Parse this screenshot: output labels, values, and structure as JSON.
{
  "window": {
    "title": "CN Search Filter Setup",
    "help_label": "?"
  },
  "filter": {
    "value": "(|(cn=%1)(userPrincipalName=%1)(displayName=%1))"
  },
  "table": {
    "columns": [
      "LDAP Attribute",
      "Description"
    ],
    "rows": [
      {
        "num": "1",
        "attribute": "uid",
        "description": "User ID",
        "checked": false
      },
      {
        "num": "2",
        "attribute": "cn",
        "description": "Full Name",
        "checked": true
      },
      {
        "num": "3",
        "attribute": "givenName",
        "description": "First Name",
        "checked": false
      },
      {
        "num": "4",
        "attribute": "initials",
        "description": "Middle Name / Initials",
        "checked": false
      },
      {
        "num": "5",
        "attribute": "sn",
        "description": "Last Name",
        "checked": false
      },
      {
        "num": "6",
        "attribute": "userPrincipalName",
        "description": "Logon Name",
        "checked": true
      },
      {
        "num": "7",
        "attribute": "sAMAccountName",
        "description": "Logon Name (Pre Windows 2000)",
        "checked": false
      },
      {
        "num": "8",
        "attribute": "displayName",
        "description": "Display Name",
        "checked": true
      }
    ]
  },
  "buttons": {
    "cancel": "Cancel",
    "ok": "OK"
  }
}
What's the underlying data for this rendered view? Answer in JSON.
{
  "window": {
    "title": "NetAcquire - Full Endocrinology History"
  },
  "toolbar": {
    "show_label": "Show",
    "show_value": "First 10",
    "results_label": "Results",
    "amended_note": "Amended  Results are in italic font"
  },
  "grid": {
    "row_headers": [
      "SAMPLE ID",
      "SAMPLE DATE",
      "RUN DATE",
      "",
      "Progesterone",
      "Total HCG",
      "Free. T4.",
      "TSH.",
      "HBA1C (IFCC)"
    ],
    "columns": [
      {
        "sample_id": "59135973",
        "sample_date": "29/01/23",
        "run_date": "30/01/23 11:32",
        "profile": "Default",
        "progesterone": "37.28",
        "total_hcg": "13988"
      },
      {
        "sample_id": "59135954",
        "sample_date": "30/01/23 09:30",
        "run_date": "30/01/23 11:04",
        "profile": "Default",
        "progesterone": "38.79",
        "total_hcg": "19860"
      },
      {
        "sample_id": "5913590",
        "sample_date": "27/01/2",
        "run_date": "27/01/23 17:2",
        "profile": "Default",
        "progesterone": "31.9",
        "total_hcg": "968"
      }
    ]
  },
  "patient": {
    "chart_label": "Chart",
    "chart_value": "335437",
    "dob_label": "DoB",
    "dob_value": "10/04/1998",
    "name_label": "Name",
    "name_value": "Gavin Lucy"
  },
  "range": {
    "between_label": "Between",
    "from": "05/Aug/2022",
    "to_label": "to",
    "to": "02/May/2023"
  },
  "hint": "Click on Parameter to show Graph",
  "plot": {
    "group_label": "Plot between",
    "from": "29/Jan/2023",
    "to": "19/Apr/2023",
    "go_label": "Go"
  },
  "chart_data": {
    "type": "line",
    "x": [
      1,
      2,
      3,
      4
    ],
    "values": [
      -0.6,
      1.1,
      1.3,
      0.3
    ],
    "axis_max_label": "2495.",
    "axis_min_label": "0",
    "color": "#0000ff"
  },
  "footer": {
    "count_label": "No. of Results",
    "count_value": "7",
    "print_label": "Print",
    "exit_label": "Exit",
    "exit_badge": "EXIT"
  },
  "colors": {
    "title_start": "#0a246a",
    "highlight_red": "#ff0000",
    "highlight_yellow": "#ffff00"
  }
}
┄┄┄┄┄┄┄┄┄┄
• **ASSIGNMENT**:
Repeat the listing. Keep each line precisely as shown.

• **RESPONSE BELOW**:
Parse this screenshot: output labels, values, and structure as JSON.
{
  "window": {
    "title": "CN Search Filter Setup",
    "help_label": "?"
  },
  "filter": {
    "value": "(|(cn=%1)(userPrincipalName=%1)(displayName=%1))"
  },
  "table": {
    "columns": [
      "LDAP Attribute",
      "Description"
    ],
    "rows": [
      {
        "num": "1",
        "attribute": "uid",
        "description": "User ID",
        "checked": false
      },
      {
        "num": "2",
        "attribute": "cn",
        "description": "Full Name",
        "checked": true
      },
      {
        "num": "3",
        "attribute": "givenName",
        "description": "First Name",
        "checked": false
      },
      {
        "num": "4",
        "attribute": "initials",
        "description": "Middle Name / Initials",
        "checked": false
      },
      {
        "num": "5",
        "attribute": "sn",
        "description": "Last Name",
        "checked": false
      },
      {
        "num": "6",
        "attribute": "userPrincipalName",
        "description": "Logon Name",
        "checked": true
      },
      {
        "num": "7",
        "attribute": "sAMAccountName",
        "description": "Logon Name (Pre Windows 2000)",
        "checked": false
      },
      {
        "num": "8",
        "attribute": "displayName",
        "description": "Display Name",
        "checked": true
      }
    ]
  },
  "buttons": {
    "cancel": "Cancel",
    "ok": "OK"
  }
}
What's the underlying data for this rendered view? Answer in JSON.
{
  "window": {
    "title": "NetAcquire - Full Endocrinology History"
  },
  "toolbar": {
    "show_label": "Show",
    "show_value": "First 10",
    "results_label": "Results",
    "amended_note": "Amended  Results are in italic font"
  },
  "grid": {
    "row_headers": [
      "SAMPLE ID",
      "SAMPLE DATE",
      "RUN DATE",
      "",
      "Progesterone",
      "Total HCG",
      "Free. T4.",
      "TSH.",
      "HBA1C (IFCC)"
    ],
    "columns": [
      {
        "sample_id": "59135973",
        "sample_date": "29/01/23",
        "run_date": "30/01/23 11:32",
        "profile": "Default",
        "progesterone": "37.28",
        "total_hcg": "13988"
      },
      {
        "sample_id": "59135954",
        "sample_date": "30/01/23 09:30",
        "run_date": "30/01/23 11:04",
        "profile": "Default",
        "progesterone": "38.79",
        "total_hcg": "19860"
      },
      {
        "sample_id": "5913590",
        "sample_date": "27/01/2",
        "run_date": "27/01/23 17:2",
        "profile": "Default",
        "progesterone": "31.9",
        "total_hcg": "968"
      }
    ]
  },
  "patient": {
    "chart_label": "Chart",
    "chart_value": "335437",
    "dob_label": "DoB",
    "dob_value": "10/04/1998",
    "name_label": "Name",
    "name_value": "Gavin Lucy"
  },
  "range": {
    "between_label": "Between",
    "from": "05/Aug/2022",
    "to_label": "to",
    "to": "02/May/2023"
  },
  "hint": "Click on Parameter to show Graph",
  "plot": {
    "group_label": "Plot between",
    "from": "29/Jan/2023",
    "to": "19/Apr/2023",
    "go_label": "Go"
  },
  "chart_data": {
    "type": "line",
    "x": [
      1,
      2,
      3,
      4
    ],
    "values": [
      -0.6,
      1.1,
      1.3,
      0.3
    ],
    "axis_max_label": "2495.",
    "axis_min_label": "0",
    "color": "#0000ff"
  },
  "footer": {
    "count_label": "No. of Results",
    "count_value": "7",
    "print_label": "Print",
    "exit_label": "Exit",
    "exit_badge": "EXIT"
  },
  "colors": {
    "title_start": "#0a246a",
    "highlight_red": "#ff0000",
    "highlight_yellow": "#ffff00"
  }
}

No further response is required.